Another, more-established organization is Stand for Children, which has backed efforts to tie teacher promotion and evaluation to performance in a number of states. Officials from the organization, which is headquartered in Portland, Ore., and Waltham, Mass., estimate that it contributed $1.1 million to state-level candidates—both Democrats and Republicans—in four states during the 2010 election cycle: Colorado, Illinois, Oregon, and Washington state. The group also says that it contacted 55,000 strategically targeted voters in all those states except Illinois, where its grassroots efforts are still taking hold.
Strikes, Benefits Targeted
Stand for Children supports a proposal in Illinois that would make it easier to remove ineffective teachers, make hiring and firing decisions based on merit, rather than seniority, and make it more difficult for educators to strike. While such strikes have been rare in the state, the threat gives unions significant power to stifle policies, such as lengthening the school day, which would benefit students, argues Jonah Edelman, the founder and chief executive officer of Stand for Children.
Mr. Edelman, the son of children’s advocate Marian Wright Edelman, discounted the idea that his organization stands in general opposition to unions. Teachers’ unions are far from “monolithic” in their positions, he said, and Stand for Children has sided with those organizations on individual issues and pieces of legislation. He sees the potential for more cooperation going forward.
“We see a sea change politically,” Mr. Edelman said. “The conventional wisdom used to be that supporting fundamental improvements in schools was politically very dangerous.” While the environment in every state is different, he said, “now, it’s my sense that supporting these policies is good politics.”
Unions have also voiced concerns about state efforts to cut teachers’ state pensions and other benefits, which some governors and lawmakers believe are too generous and consume too much of state budgets. Governors such as New Jersey Republican Chris Christie contend that their states’ pension and health-care systems for teachers and other workers need changes to remain solvent.
“Without reform, the beneficiaries of the system face a high risk of catastrophe, which would place all of their benefits at risk,” Gov. Christie said in his Jan. 11 State of the State speech. “Benefits are too rich, and contributions are too small, and the system is on a path to bankruptcy.”

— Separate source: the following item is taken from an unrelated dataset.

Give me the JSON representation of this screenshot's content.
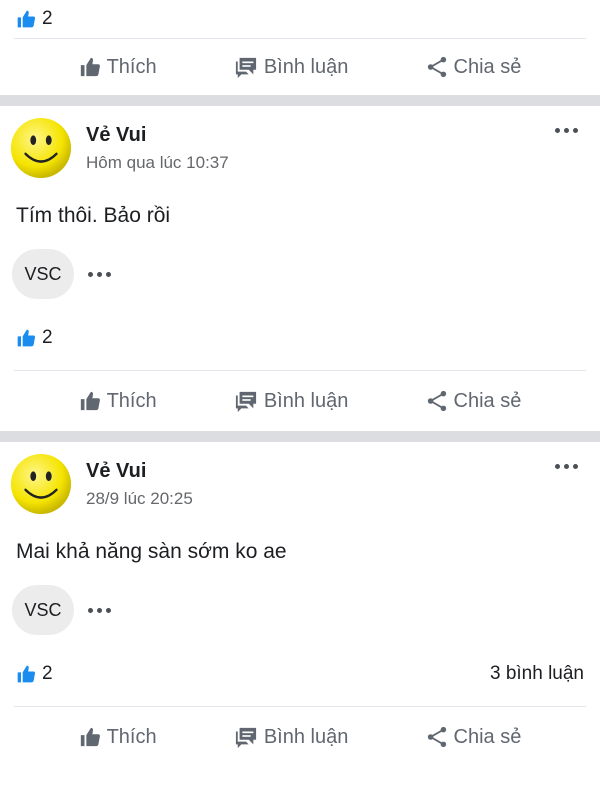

AFT President Randi Weingarten said the union’s affiliates have a history of productive negotiations with state officials on reducing pensions and benefit costs, and on teacher-quality issues, too. But she said some of the rhetoric coming from statehouses seems aimed at “scapegoating and demonizing” teachers.
Too many elected officials and advocacy groups act as though “they want a war” with unions, Ms. Weingarten said. “The moment someone says, ‘I’m going to get you out of the picture,’ it’s not about helping kids.”
Some state officials are playing on states’ financial woes and the public’s economic fears in trying to cut pensions and benefits, Ms. Weingarten said. That message tends to resonate among workers who have seen their private-sector retirement funds—more closely tied to market results than many state plans for teachers—take a hit during the recession.
“My members have been looking for common ground on how you can solve problems. We’ve been in the leadership on that,” she said. “When we see unions and management working together, that’s what the public wants.”
A version of this article appeared in the January 19, 2011 edition of Education Week as Unions Feeling Chill on State Capital Front